Exercise brief: Give the entries back exactly, dropping each image.

Supplied records:
· · · ·

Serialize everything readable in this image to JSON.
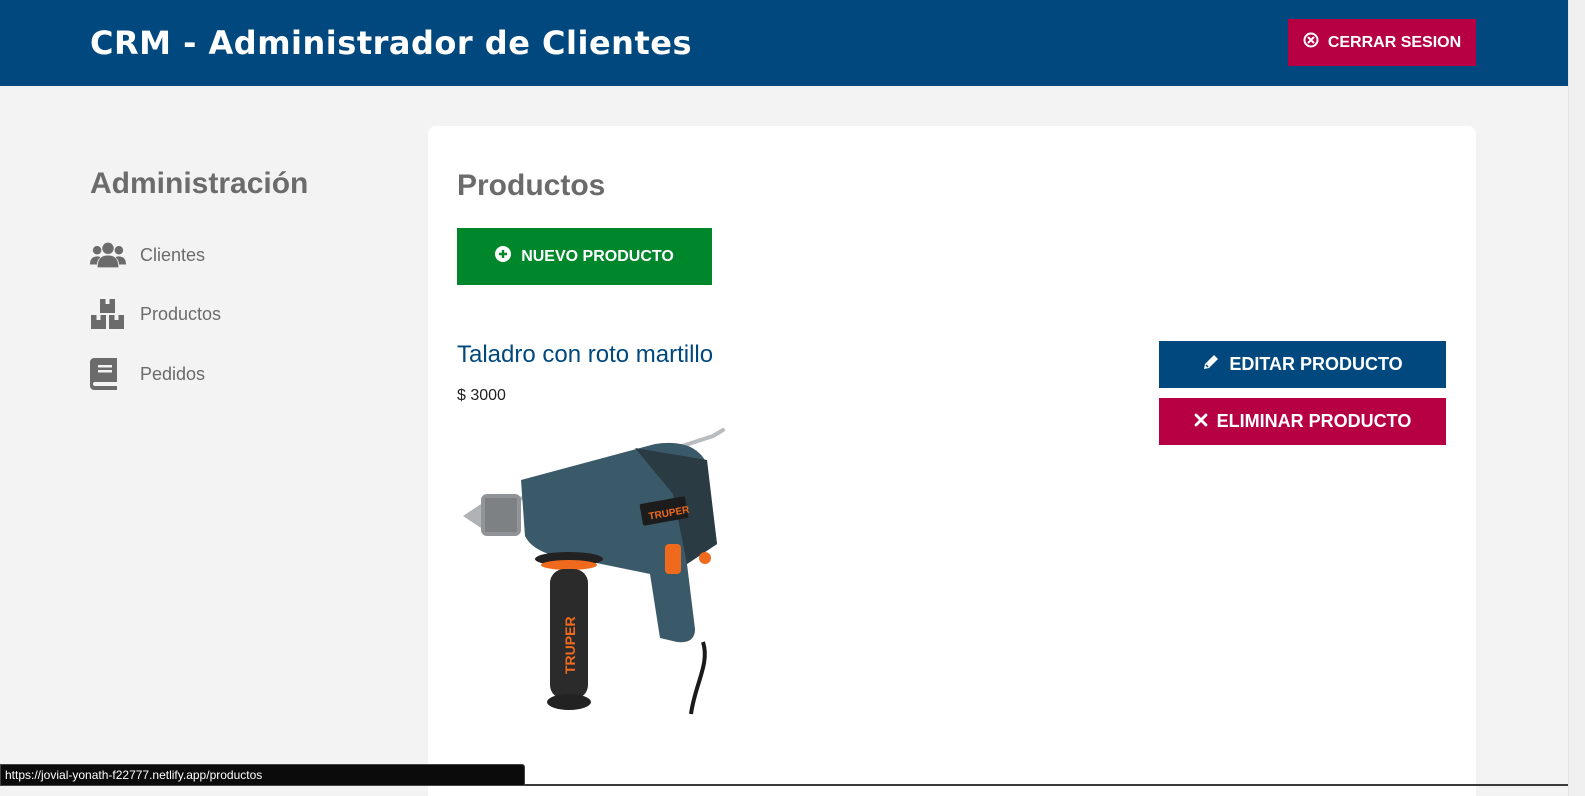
{
  "header": {
    "title": "CRM - Administrador de Clientes",
    "logout_label": "CERRAR SESION",
    "logout_icon": "x-circle-icon"
  },
  "sidebar": {
    "title": "Administración",
    "items": [
      {
        "label": "Clientes",
        "icon": "users-icon"
      },
      {
        "label": "Productos",
        "icon": "boxes-icon"
      },
      {
        "label": "Pedidos",
        "icon": "book-icon"
      }
    ]
  },
  "main": {
    "title": "Productos",
    "new_button_label": "NUEVO PRODUCTO",
    "product": {
      "name": "Taladro con roto martillo",
      "price": "$ 3000",
      "image_brand": "TRUPER"
    },
    "edit_label": "EDITAR PRODUCTO",
    "delete_label": "ELIMINAR PRODUCTO"
  },
  "status_url": "https://jovial-yonath-f22777.netlify.app/productos",
  "colors": {
    "header_bg": "#00487d",
    "danger": "#b60043",
    "success": "#00872b",
    "background": "#f3f3f3"
  }
}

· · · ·

Reply:
Serialize everything readable in this image to JSON.
{
  "header": {
    "title": "CRM - Administrador de Clientes",
    "logout_label": "CERRAR SESION",
    "logout_icon": "x-circle-icon"
  },
  "sidebar": {
    "title": "Administración",
    "items": [
      {
        "label": "Clientes",
        "icon": "users-icon"
      },
      {
        "label": "Productos",
        "icon": "boxes-icon"
      },
      {
        "label": "Pedidos",
        "icon": "book-icon"
      }
    ]
  },
  "main": {
    "title": "Productos",
    "new_button_label": "NUEVO PRODUCTO",
    "product": {
      "name": "Taladro con roto martillo",
      "price": "$ 3000",
      "image_brand": "TRUPER"
    },
    "edit_label": "EDITAR PRODUCTO",
    "delete_label": "ELIMINAR PRODUCTO"
  },
  "status_url": "https://jovial-yonath-f22777.netlify.app/productos",
  "colors": {
    "header_bg": "#00487d",
    "danger": "#b60043",
    "success": "#00872b",
    "background": "#f3f3f3"
  }
}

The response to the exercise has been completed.